What you need to do.
Across these entries, how many lines contain the word "kind"? Answer with only the number.

Information supplied.

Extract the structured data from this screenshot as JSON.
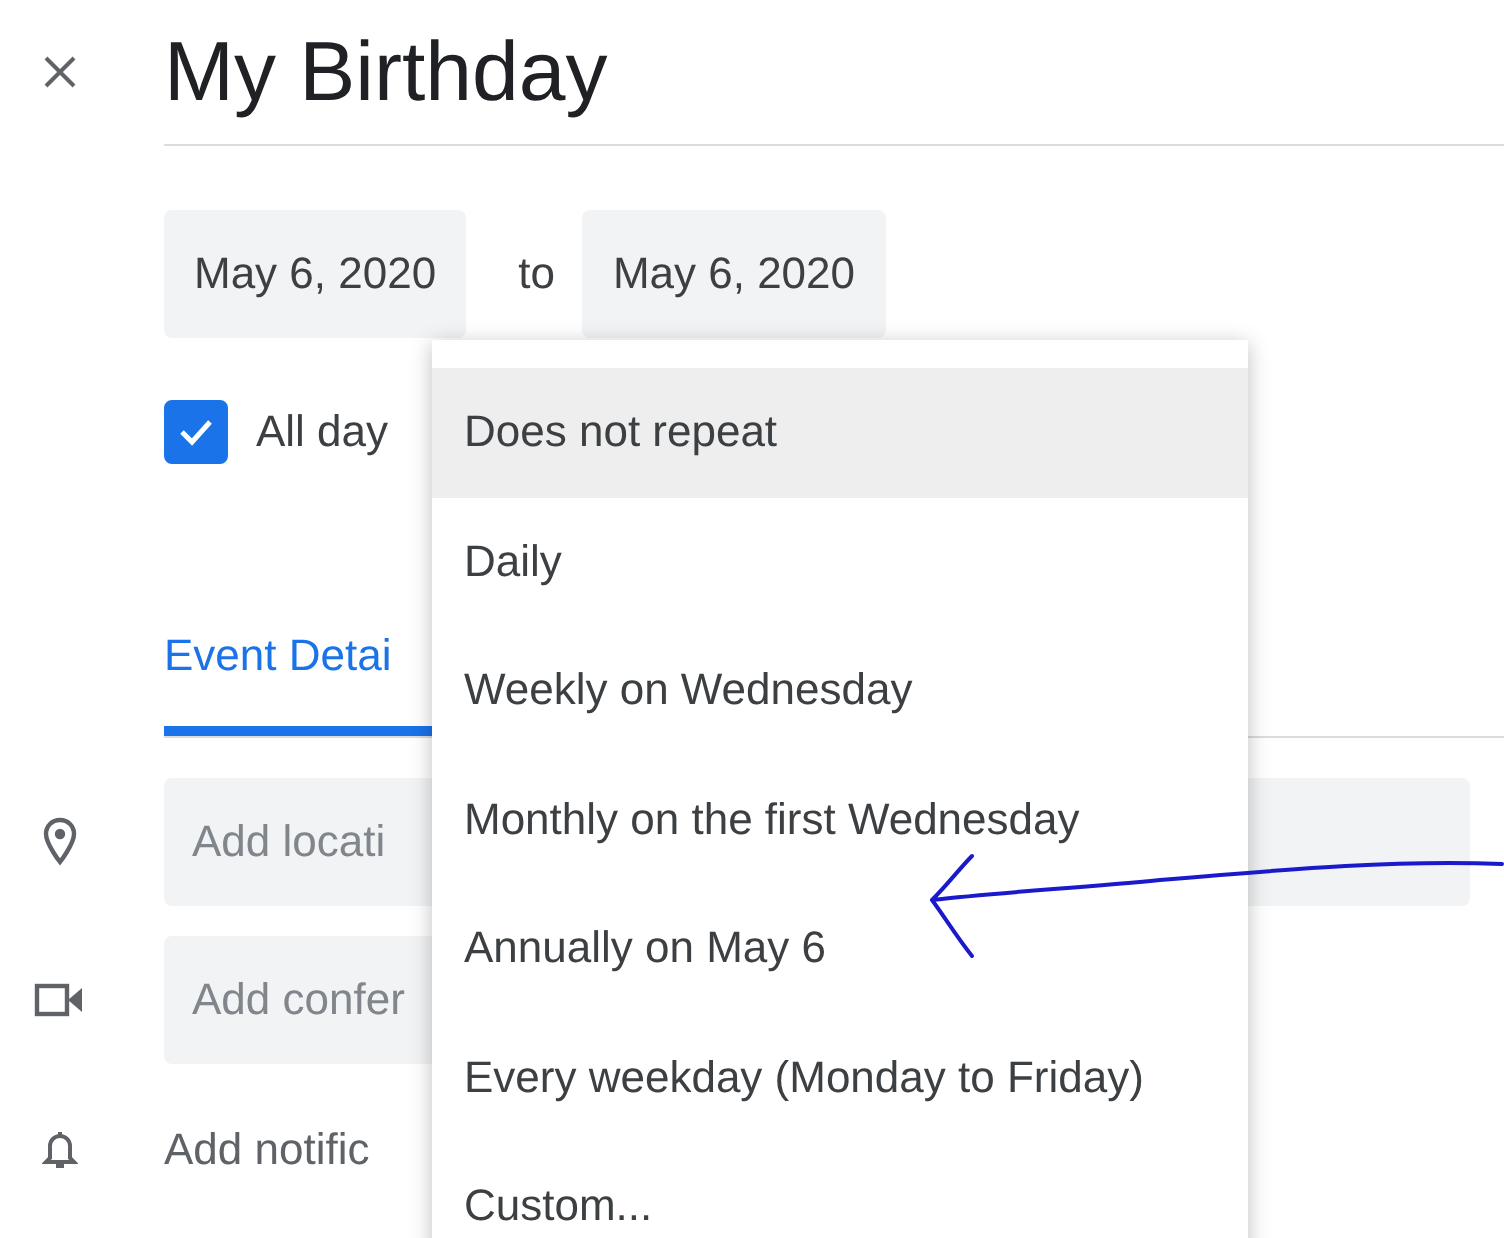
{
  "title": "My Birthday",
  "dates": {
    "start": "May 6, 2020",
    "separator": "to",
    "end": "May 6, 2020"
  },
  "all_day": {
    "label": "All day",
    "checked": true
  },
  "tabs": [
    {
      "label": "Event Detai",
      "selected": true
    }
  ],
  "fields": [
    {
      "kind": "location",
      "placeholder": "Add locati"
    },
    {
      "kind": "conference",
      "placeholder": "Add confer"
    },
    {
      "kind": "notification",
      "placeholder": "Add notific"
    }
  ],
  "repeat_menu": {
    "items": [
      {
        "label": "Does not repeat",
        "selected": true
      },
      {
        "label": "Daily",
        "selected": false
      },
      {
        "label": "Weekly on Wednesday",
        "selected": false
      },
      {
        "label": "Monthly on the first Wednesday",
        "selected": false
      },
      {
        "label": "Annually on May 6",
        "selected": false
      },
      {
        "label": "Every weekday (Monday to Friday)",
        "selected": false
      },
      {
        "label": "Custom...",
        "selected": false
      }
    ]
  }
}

Result.
3